Problem to work on: Tally the lines in the material below that hold the string "Specify" and report the tally alone.

Source records:

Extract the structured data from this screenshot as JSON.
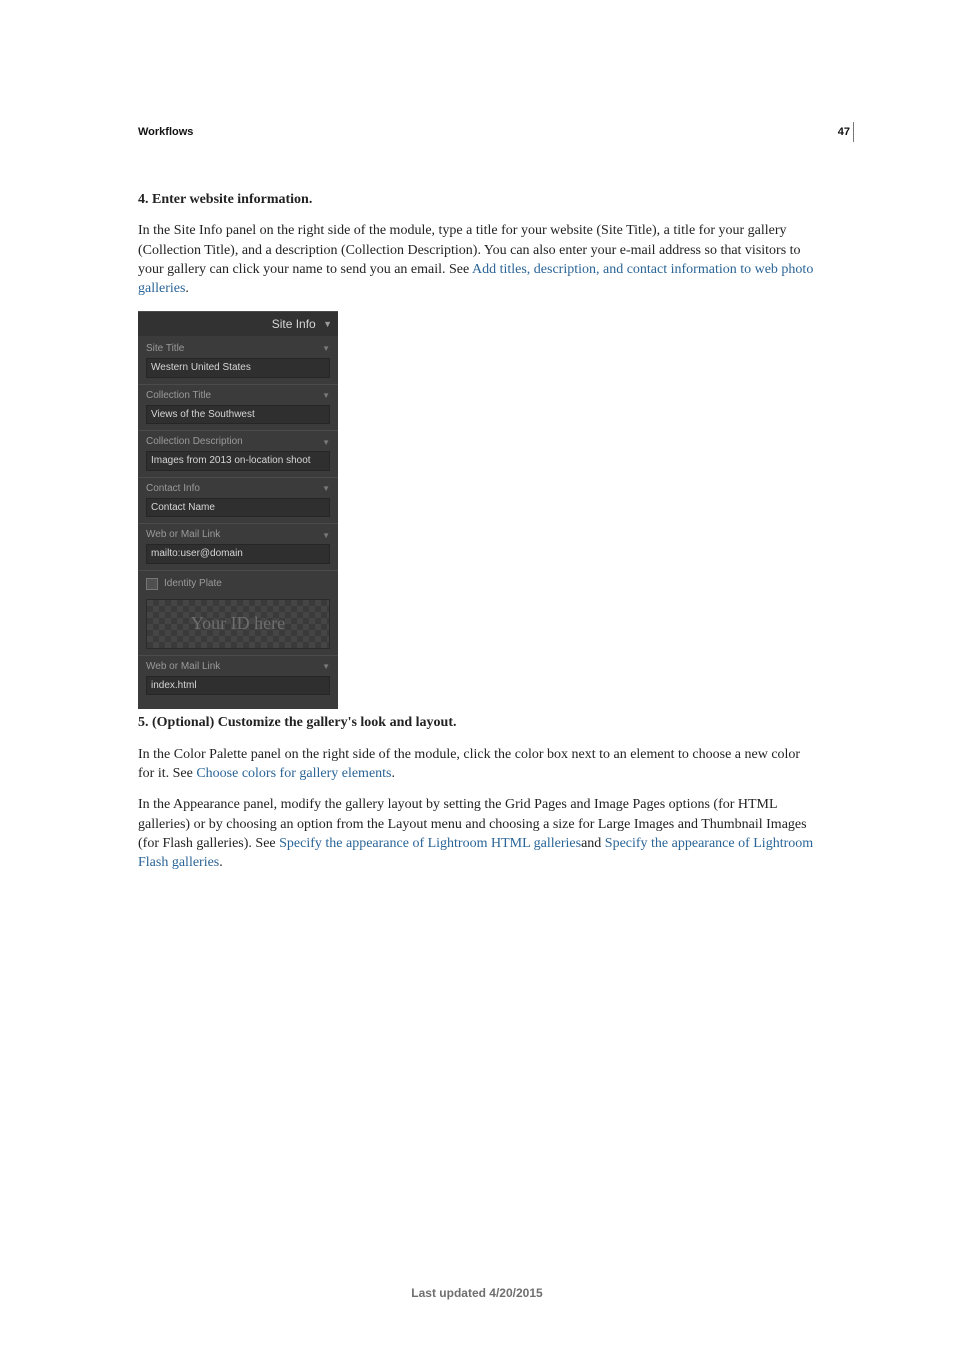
{
  "page": {
    "chapter_header": "Workflows",
    "number": "47",
    "footer": "Last updated 4/20/2015"
  },
  "step4": {
    "heading": "4. Enter website information.",
    "para_1a": "In the Site Info panel on the right side of the module, type a title for your website (Site Title), a title for your gallery (Collection Title), and a description (Collection Description). You can also enter your e-mail address so that visitors to your gallery can click your name to send you an email. See ",
    "link_1": "Add titles, description, and contact information to web photo galleries",
    "para_1b": "."
  },
  "site_info_panel": {
    "title": "Site Info",
    "fields": {
      "site_title": {
        "label": "Site Title",
        "value": "Western United States"
      },
      "collection_title": {
        "label": "Collection Title",
        "value": "Views of the Southwest"
      },
      "collection_description": {
        "label": "Collection Description",
        "value": "Images from 2013 on-location shoot"
      },
      "contact_info": {
        "label": "Contact Info",
        "value": "Contact Name"
      },
      "web_mail_link": {
        "label": "Web or Mail Link",
        "value": "mailto:user@domain"
      },
      "identity_plate": {
        "label": "Identity Plate",
        "placeholder": "Your ID here"
      },
      "identity_link": {
        "label": "Web or Mail Link",
        "value": "index.html"
      }
    }
  },
  "step5": {
    "heading": "5. (Optional) Customize the gallery's look and layout.",
    "para_1a": "In the Color Palette panel on the right side of the module, click the color box next to an element to choose a new color for it. See ",
    "link_1": "Choose colors for gallery elements",
    "para_1b": ".",
    "para_2a": "In the Appearance panel, modify the gallery layout by setting the Grid Pages and Image Pages options (for HTML galleries) or by choosing an option from the Layout menu and choosing a size for Large Images and Thumbnail Images (for Flash galleries). See ",
    "link_2": "Specify the appearance of Lightroom HTML galleries",
    "para_2b": "and ",
    "link_3": "Specify the appearance of Lightroom Flash galleries",
    "para_2c": "."
  }
}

Reply: 2